AR: The Fantastic Voyage, absolutely. We've been having a great time watching the Fantastic Voyage at the office.
DS: What a great film.
AR: And it's still nuts, the fact that they have the technology to shrink a submarine down and put it in your body but they're still using paper charts inside the submarine. Then when they track the submarine, it's just a giant mural of a circulatory system with a puck moving around.
DS: Super high-tech.
AR: I don't know about the human body that much but I’m guessing they’re all so similar that you can just have one map that works for every single body.
DS: Yes, well you know, with Raquel Welch and Donald Pleasence in your vehicle, things needed to be kept pretty simple.

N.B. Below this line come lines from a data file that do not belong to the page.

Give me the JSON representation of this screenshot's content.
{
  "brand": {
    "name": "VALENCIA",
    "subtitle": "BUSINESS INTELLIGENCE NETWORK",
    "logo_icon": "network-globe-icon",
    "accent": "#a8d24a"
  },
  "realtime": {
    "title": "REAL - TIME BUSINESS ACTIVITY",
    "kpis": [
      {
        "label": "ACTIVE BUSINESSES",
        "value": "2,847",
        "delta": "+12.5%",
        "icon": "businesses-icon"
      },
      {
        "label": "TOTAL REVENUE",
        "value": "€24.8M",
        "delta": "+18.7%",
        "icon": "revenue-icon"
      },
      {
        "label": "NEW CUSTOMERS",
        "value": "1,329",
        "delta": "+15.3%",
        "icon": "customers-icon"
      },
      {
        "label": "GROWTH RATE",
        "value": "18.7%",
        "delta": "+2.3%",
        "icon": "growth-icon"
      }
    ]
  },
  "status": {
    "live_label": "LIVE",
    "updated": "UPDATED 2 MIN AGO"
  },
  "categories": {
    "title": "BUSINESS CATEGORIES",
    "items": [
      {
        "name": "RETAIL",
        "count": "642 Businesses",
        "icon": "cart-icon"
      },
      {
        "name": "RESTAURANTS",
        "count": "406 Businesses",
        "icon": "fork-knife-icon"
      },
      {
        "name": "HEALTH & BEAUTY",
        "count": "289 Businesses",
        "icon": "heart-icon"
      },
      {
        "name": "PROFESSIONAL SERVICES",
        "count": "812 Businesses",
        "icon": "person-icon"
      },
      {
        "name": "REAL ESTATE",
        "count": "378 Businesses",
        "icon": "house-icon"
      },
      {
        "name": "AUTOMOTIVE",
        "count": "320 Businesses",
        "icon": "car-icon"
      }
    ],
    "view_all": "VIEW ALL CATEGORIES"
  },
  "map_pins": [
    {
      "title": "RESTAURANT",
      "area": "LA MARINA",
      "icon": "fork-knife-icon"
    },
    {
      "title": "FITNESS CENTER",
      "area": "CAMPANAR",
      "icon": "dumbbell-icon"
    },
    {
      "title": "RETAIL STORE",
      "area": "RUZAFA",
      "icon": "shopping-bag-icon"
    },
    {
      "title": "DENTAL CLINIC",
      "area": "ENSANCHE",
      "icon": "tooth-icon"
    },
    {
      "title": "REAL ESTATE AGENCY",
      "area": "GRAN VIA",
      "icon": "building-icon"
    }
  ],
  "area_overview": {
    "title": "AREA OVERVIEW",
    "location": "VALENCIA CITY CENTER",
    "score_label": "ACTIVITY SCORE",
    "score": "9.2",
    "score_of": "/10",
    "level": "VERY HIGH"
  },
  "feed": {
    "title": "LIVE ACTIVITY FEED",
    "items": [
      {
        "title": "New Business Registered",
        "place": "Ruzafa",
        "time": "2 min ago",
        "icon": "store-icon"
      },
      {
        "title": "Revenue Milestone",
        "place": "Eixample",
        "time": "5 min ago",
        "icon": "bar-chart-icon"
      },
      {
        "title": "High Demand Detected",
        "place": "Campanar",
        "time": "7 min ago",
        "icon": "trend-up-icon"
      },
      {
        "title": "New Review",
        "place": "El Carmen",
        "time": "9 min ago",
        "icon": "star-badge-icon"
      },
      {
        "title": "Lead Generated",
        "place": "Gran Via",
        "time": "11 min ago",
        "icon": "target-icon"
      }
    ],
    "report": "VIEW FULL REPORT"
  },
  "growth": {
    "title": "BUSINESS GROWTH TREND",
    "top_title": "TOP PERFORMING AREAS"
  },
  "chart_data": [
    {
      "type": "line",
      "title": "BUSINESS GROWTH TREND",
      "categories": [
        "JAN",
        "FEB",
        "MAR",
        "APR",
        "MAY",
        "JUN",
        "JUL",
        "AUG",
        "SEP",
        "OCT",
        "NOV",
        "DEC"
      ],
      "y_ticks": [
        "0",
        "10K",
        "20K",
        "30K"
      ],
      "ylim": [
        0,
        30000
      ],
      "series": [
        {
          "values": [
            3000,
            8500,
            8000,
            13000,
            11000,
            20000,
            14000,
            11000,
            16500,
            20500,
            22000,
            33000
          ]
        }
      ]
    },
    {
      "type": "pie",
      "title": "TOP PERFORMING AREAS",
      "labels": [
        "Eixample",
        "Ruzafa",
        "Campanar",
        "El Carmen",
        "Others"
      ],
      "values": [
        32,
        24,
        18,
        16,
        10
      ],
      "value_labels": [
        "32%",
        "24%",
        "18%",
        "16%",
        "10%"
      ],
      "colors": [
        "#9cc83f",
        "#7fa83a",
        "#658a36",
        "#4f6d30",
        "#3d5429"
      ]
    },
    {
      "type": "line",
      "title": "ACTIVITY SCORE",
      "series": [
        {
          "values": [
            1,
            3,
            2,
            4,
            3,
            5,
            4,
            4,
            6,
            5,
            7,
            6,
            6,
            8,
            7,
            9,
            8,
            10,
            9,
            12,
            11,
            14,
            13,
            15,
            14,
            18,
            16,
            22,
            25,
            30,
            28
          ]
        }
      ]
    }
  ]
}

AR: They’re so great. As we’re mapping it out, it's going to be a two part episode. But now that we're working on it, with all the jokes we want to get in there, it's like, “Oh my god we need to do four episodes!” There is so much to be done with it. Alien is very similar because you've got somebody, you're not sure whom, who is working at crosss-purposes. I didn't see Fantastic Voyage as a kid, but I had the book and I just read it to pieces. I loved that book so much. So, I assumed the movie was made from the book. But then, I just found out, Isaac Asimov was asked to novelize the movie. So he had to go back and fix all these plot holes, like they left the submarine in the guy's head and they left the laser in the guy's head and they left the dead guy in the guy's head. So the guy would have died no matter what.
DS: We've spoken about this before, the fact that you love putting really obscure references into the show. They're really funny to you even if they're only funny to you. But they’ve become quite important for fans who like to track down these obscure types of things. Do you ever wonder sometimes if a humorous reference is so obscure that you're the only one that's really thinks it's funny?
AR: I bet that happens a lot [laughs]. But I don't mind as long as FX doesn't mind and they think it's OK. I like the idea of somebody going, “What is this? and looking up “Where the Red Fern Grows” and then finding out about the book. A lot of it is I'm 44 and many of these references I put in the show are from my childhood. Like The Shazam! Isis Power Hour.
DS: God I remember that show.
AR: I watched it every Saturday morning before going outside to play. But the core Archer demographic, they're 25-year olds who’ve never seen that show. So for them, to go hunt down some “Oh my god, it’s an old grainy YouTube video of this show,” I derive great pleasure from that.
DS: Adult focused animated series come and go. There are so many more misses than hits. To what do you attribute the show’s ongoing success? Not just struggling and kind of squeezing by, but continued growth in the show’s popularity each season. You’ve got five seasons under your belt now moving into Season 6. You’ve got the ongoing support of FX. What makes this show popular where so many others have failed?
AR: I think because it's character based. It’s because of the relationships between these characters. It’s because you care about them. It's not just joke joke joke. From day one FX really stressed character relationships. At first I really bucked against that because that's wasn’t my background in TV. But I think the reason why people still like the show is that they've come to care about these characters.
Even our season opener, it’s quite touching and a bit dramatic. There aren’t a lot of huge laughs. Because people have come to care about Sterling Archer it's getting a good response. But it's not overly funny. We’ll see how people like it.
Dan Sarto is Publisher and Editor-in-Chief of Animation World Network.
Dan Sarto is Publisher and Editor-in-Chief of Animation World Network.